Report back every line below that carries the word "SAME".
=== Given data ===
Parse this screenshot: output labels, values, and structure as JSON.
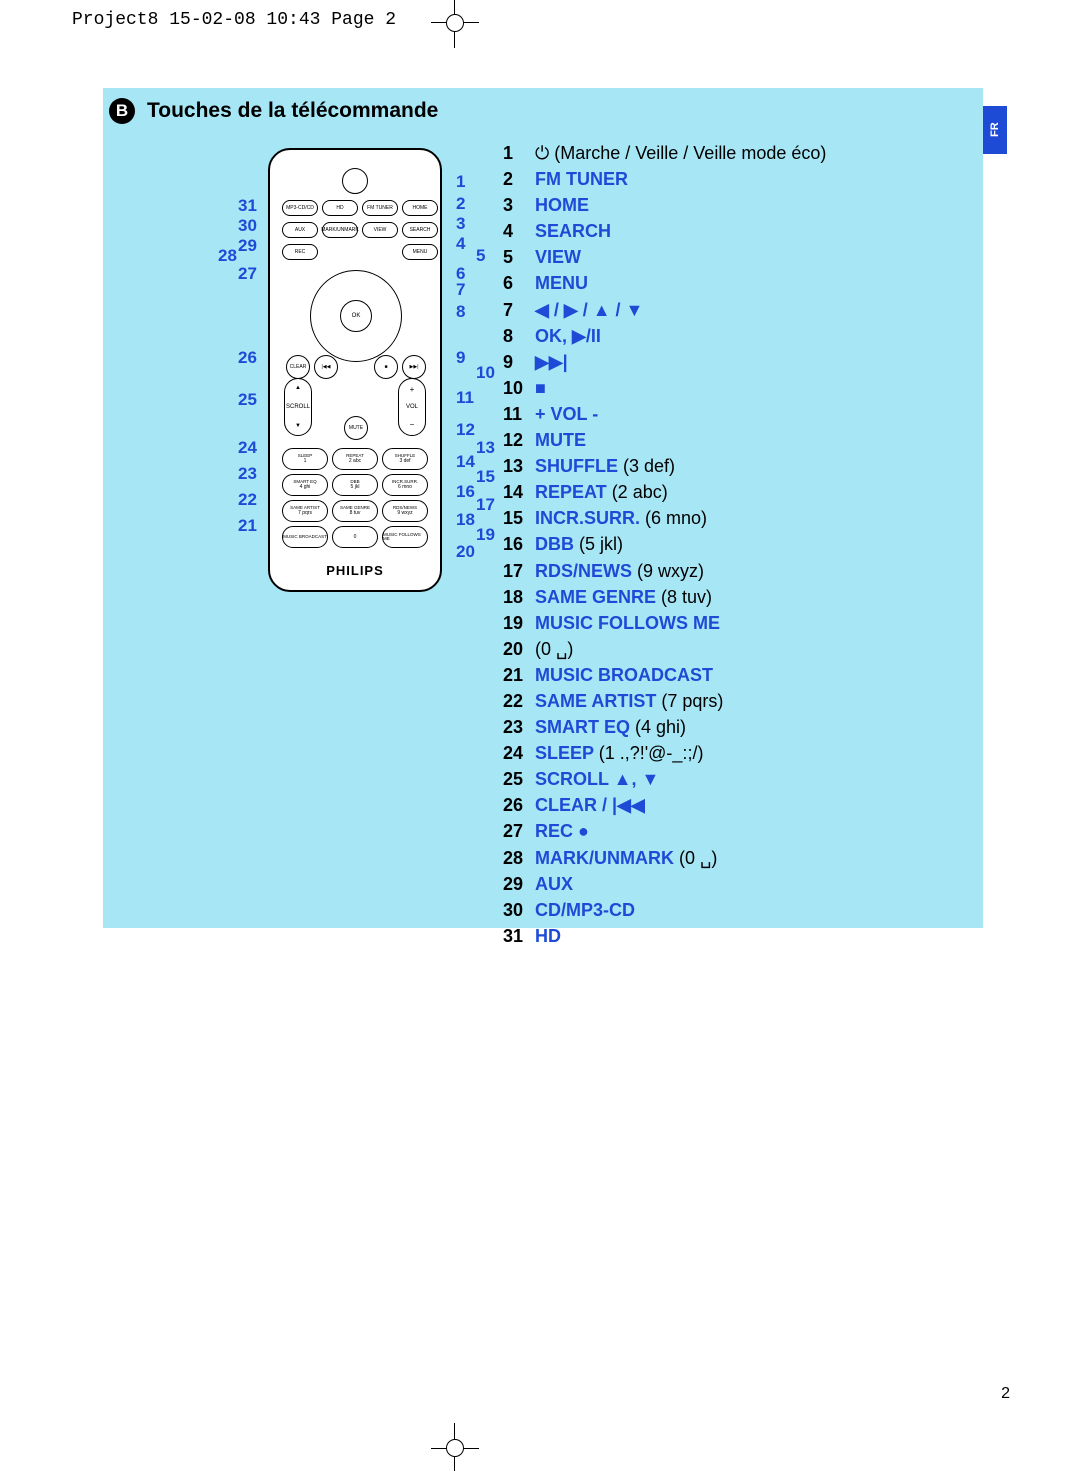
{
  "crop_header": "Project8  15-02-08  10:43  Page 2",
  "lang_tab": "FR",
  "section_letter": "B",
  "section_title": "Touches de la télécommande",
  "brand": "PHILIPS",
  "page_number": "2",
  "remote_labels": {
    "rowA": [
      "MP3-CD/CD",
      "HD",
      "FM TUNER",
      "HOME"
    ],
    "rowB": [
      "AUX",
      "MARK/UNMARK",
      "VIEW",
      "SEARCH"
    ],
    "rowC": [
      "REC",
      "",
      "",
      "MENU"
    ],
    "ok": "OK",
    "scroll": "SCROLL",
    "vol": "VOL",
    "clear": "CLEAR",
    "mute": "MUTE",
    "grid": [
      [
        "SLEEP",
        "1"
      ],
      [
        "REPEAT",
        "2 abc"
      ],
      [
        "SHUFFLE",
        "3 def"
      ],
      [
        "SMART EQ",
        "4 ghi"
      ],
      [
        "DBB",
        "5 jkl"
      ],
      [
        "INCR.SURR.",
        "6 mno"
      ],
      [
        "SAME ARTIST",
        "7 pqrs"
      ],
      [
        "SAME GENRE",
        "8 tuv"
      ],
      [
        "RDS/NEWS",
        "9 wxyz"
      ],
      [
        "MUSIC BROADCAST",
        "0"
      ],
      [
        "",
        "0"
      ],
      [
        "MUSIC FOLLOWS ME",
        ""
      ]
    ]
  },
  "callouts_right": [
    "1",
    "2",
    "3",
    "4",
    "5",
    "6",
    "7",
    "8",
    "9",
    "10",
    "11",
    "12",
    "13",
    "14",
    "15",
    "16",
    "17",
    "18",
    "19",
    "20"
  ],
  "callouts_left": [
    "31",
    "30",
    "29",
    "28",
    "27",
    "26",
    "25",
    "24",
    "23",
    "22",
    "21"
  ],
  "legend": [
    {
      "n": "1",
      "blue": "",
      "plain": "⏻ (Marche / Veille / Veille mode éco)"
    },
    {
      "n": "2",
      "blue": "FM TUNER",
      "plain": ""
    },
    {
      "n": "3",
      "blue": "HOME",
      "plain": ""
    },
    {
      "n": "4",
      "blue": "SEARCH",
      "plain": ""
    },
    {
      "n": "5",
      "blue": "VIEW",
      "plain": ""
    },
    {
      "n": "6",
      "blue": "MENU",
      "plain": ""
    },
    {
      "n": "7",
      "blue": "◀ / ▶ / ▲ / ▼",
      "plain": ""
    },
    {
      "n": "8",
      "blue": "OK, ▶/II",
      "plain": ""
    },
    {
      "n": "9",
      "blue": "▶▶|",
      "plain": ""
    },
    {
      "n": "10",
      "blue": "■",
      "plain": ""
    },
    {
      "n": "11",
      "blue": "+ VOL -",
      "plain": ""
    },
    {
      "n": "12",
      "blue": "MUTE",
      "plain": ""
    },
    {
      "n": "13",
      "blue": "SHUFFLE ",
      "plain": "(3 def)"
    },
    {
      "n": "14",
      "blue": "REPEAT ",
      "plain": "(2 abc)"
    },
    {
      "n": "15",
      "blue": "INCR.SURR. ",
      "plain": "(6 mno)"
    },
    {
      "n": "16",
      "blue": "DBB ",
      "plain": "(5 jkl)"
    },
    {
      "n": "17",
      "blue": "RDS/NEWS ",
      "plain": "(9 wxyz)"
    },
    {
      "n": "18",
      "blue": "SAME GENRE ",
      "plain": "(8 tuv)"
    },
    {
      "n": "19",
      "blue": "MUSIC FOLLOWS ME",
      "plain": ""
    },
    {
      "n": "20",
      "blue": "",
      "plain": "(0 ␣)"
    },
    {
      "n": "21",
      "blue": "MUSIC BROADCAST",
      "plain": ""
    },
    {
      "n": "22",
      "blue": "SAME ARTIST ",
      "plain": "(7 pqrs)"
    },
    {
      "n": "23",
      "blue": "SMART EQ ",
      "plain": "(4 ghi)"
    },
    {
      "n": "24",
      "blue": "SLEEP ",
      "plain": "(1 .,?!'@-_:;/)"
    },
    {
      "n": "25",
      "blue": "SCROLL ▲, ▼",
      "plain": ""
    },
    {
      "n": "26",
      "blue": "CLEAR / |◀◀",
      "plain": ""
    },
    {
      "n": "27",
      "blue": "REC ●",
      "plain": ""
    },
    {
      "n": "28",
      "blue": "MARK/UNMARK ",
      "plain": "(0 ␣)"
    },
    {
      "n": "29",
      "blue": "AUX",
      "plain": ""
    },
    {
      "n": "30",
      "blue": "CD/MP3-CD",
      "plain": ""
    },
    {
      "n": "31",
      "blue": "HD",
      "plain": ""
    }
  ]
}
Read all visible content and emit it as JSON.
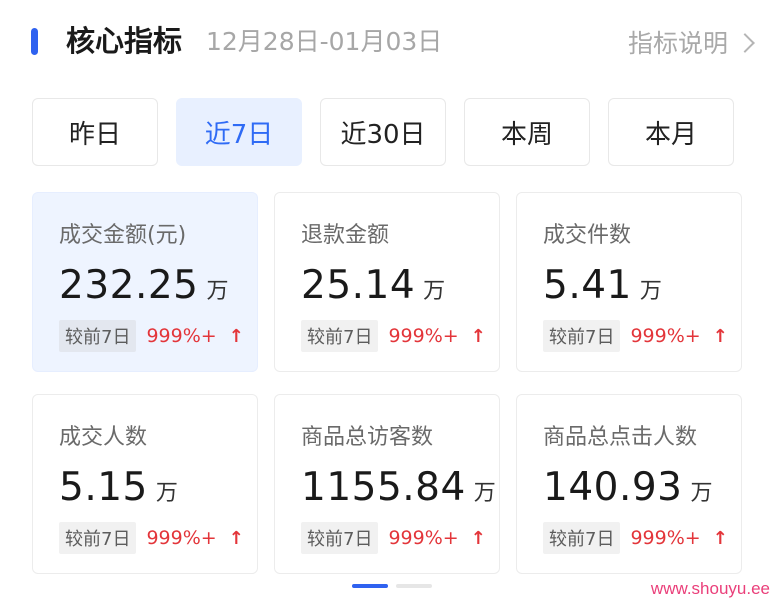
{
  "header": {
    "title": "核心指标",
    "date_range": "12月28日-01月03日",
    "help_label": "指标说明"
  },
  "tabs": [
    {
      "label": "昨日",
      "active": false
    },
    {
      "label": "近7日",
      "active": true
    },
    {
      "label": "近30日",
      "active": false
    },
    {
      "label": "本周",
      "active": false
    },
    {
      "label": "本月",
      "active": false
    }
  ],
  "cards": [
    {
      "title": "成交金额(元)",
      "value": "232.25",
      "unit": "万",
      "compare_label": "较前7日",
      "compare_value": "999%+",
      "trend_icon": "↑",
      "active": true
    },
    {
      "title": "退款金额",
      "value": "25.14",
      "unit": "万",
      "compare_label": "较前7日",
      "compare_value": "999%+",
      "trend_icon": "↑",
      "active": false
    },
    {
      "title": "成交件数",
      "value": "5.41",
      "unit": "万",
      "compare_label": "较前7日",
      "compare_value": "999%+",
      "trend_icon": "↑",
      "active": false
    },
    {
      "title": "成交人数",
      "value": "5.15",
      "unit": "万",
      "compare_label": "较前7日",
      "compare_value": "999%+",
      "trend_icon": "↑",
      "active": false
    },
    {
      "title": "商品总访客数",
      "value": "1155.84",
      "unit": "万",
      "compare_label": "较前7日",
      "compare_value": "999%+",
      "trend_icon": "↑",
      "active": false
    },
    {
      "title": "商品总点击人数",
      "value": "140.93",
      "unit": "万",
      "compare_label": "较前7日",
      "compare_value": "999%+",
      "trend_icon": "↑",
      "active": false
    }
  ],
  "colors": {
    "accent": "#2f62f0",
    "tab_active_bg": "#e8f0ff",
    "card_active_bg": "#eef4ff",
    "trend_up": "#e3353a",
    "watermark": "#ea3f7a"
  },
  "watermark": "www.shouyu.ee"
}
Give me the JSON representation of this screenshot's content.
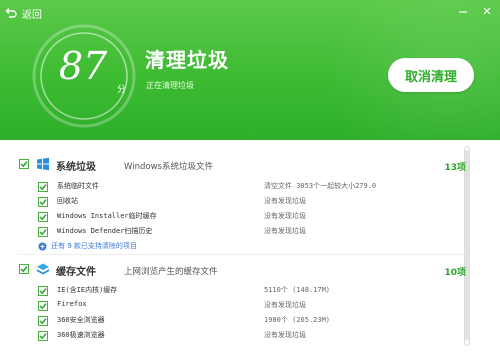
{
  "header": {
    "back_label": "返回",
    "score": "87",
    "score_unit": "分",
    "title": "清理垃圾",
    "subtitle": "正在清理垃圾",
    "cancel_label": "取消清理",
    "controls": [
      "minimize-icon",
      "close-icon"
    ]
  },
  "groups": [
    {
      "name": "系统垃圾",
      "desc": "Windows系统垃圾文件",
      "count": "13项",
      "icon": "windows-icon",
      "items": [
        {
          "name": "系统临时文件",
          "status": "清空文件 3053个一起较大小279.0"
        },
        {
          "name": "回收站",
          "status": "没有发现垃圾"
        },
        {
          "name": "Windows Installer临时缓存",
          "status": "没有发现垃圾"
        },
        {
          "name": "Windows Defender扫描历史",
          "status": "没有发现垃圾"
        }
      ],
      "expand_label": "还有 9 款已支持清除的项目"
    },
    {
      "name": "缓存文件",
      "desc": "上网浏览产生的缓存文件",
      "count": "10项",
      "icon": "cloud-cache-icon",
      "items": [
        {
          "name": "IE(含IE内核)缓存",
          "status": "5110个 (148.17M)"
        },
        {
          "name": "Firefox",
          "status": "没有发现垃圾"
        },
        {
          "name": "360安全浏览器",
          "status": "1980个 (265.23M)"
        },
        {
          "name": "360极速浏览器",
          "status": "没有发现垃圾"
        }
      ]
    }
  ],
  "colors": {
    "header_green": "#3dbb33",
    "accent_green": "#2aa52a",
    "link_blue": "#3a7bd5"
  }
}
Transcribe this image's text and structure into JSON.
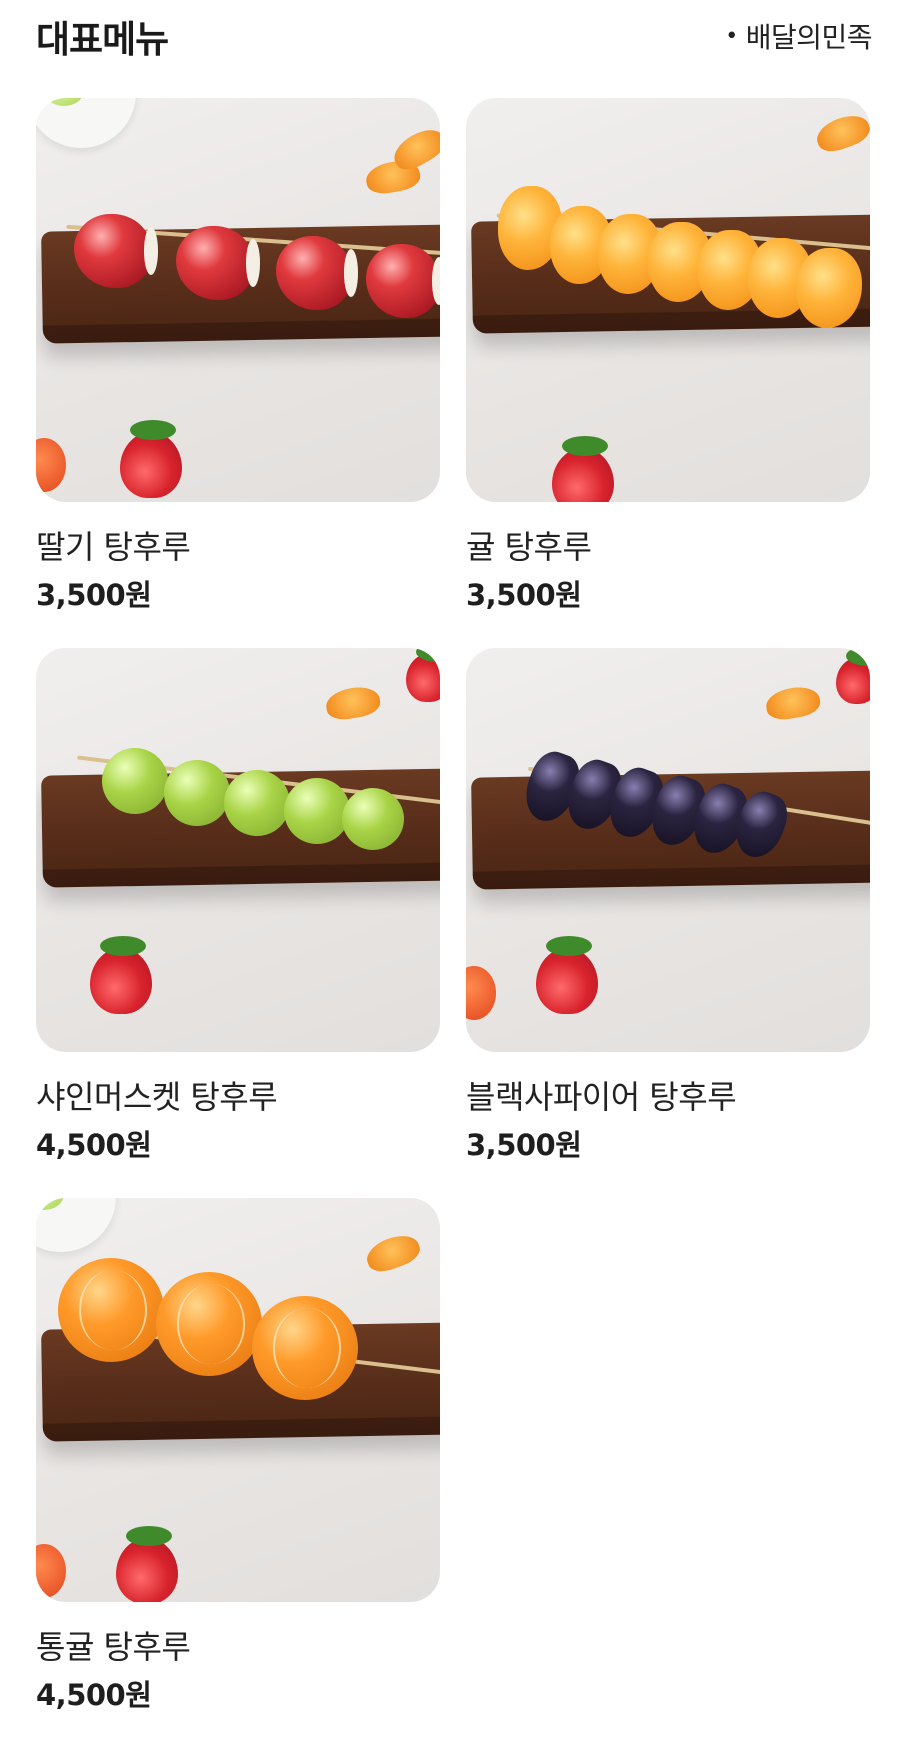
{
  "header": {
    "title": "대표메뉴",
    "source_bullet": "•",
    "source": "배달의민족"
  },
  "menu": [
    {
      "name": "딸기 탕후루",
      "price": "3,500원",
      "image_icon": "strawberry-tanghulu-image"
    },
    {
      "name": "귤 탕후루",
      "price": "3,500원",
      "image_icon": "tangerine-tanghulu-image"
    },
    {
      "name": "샤인머스켓 탕후루",
      "price": "4,500원",
      "image_icon": "shine-muscat-tanghulu-image"
    },
    {
      "name": "블랙사파이어 탕후루",
      "price": "3,500원",
      "image_icon": "black-sapphire-tanghulu-image"
    },
    {
      "name": "통귤 탕후루",
      "price": "4,500원",
      "image_icon": "whole-tangerine-tanghulu-image"
    }
  ],
  "colors": {
    "background": "#ffffff",
    "text": "#1a1a1a",
    "board": "#5a2f1b"
  }
}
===
Answer space:
        "SAME ARTIST",
        "SAME GENRE",
      "blue": "SAME GENRE ",
      "blue": "SAME ARTIST ",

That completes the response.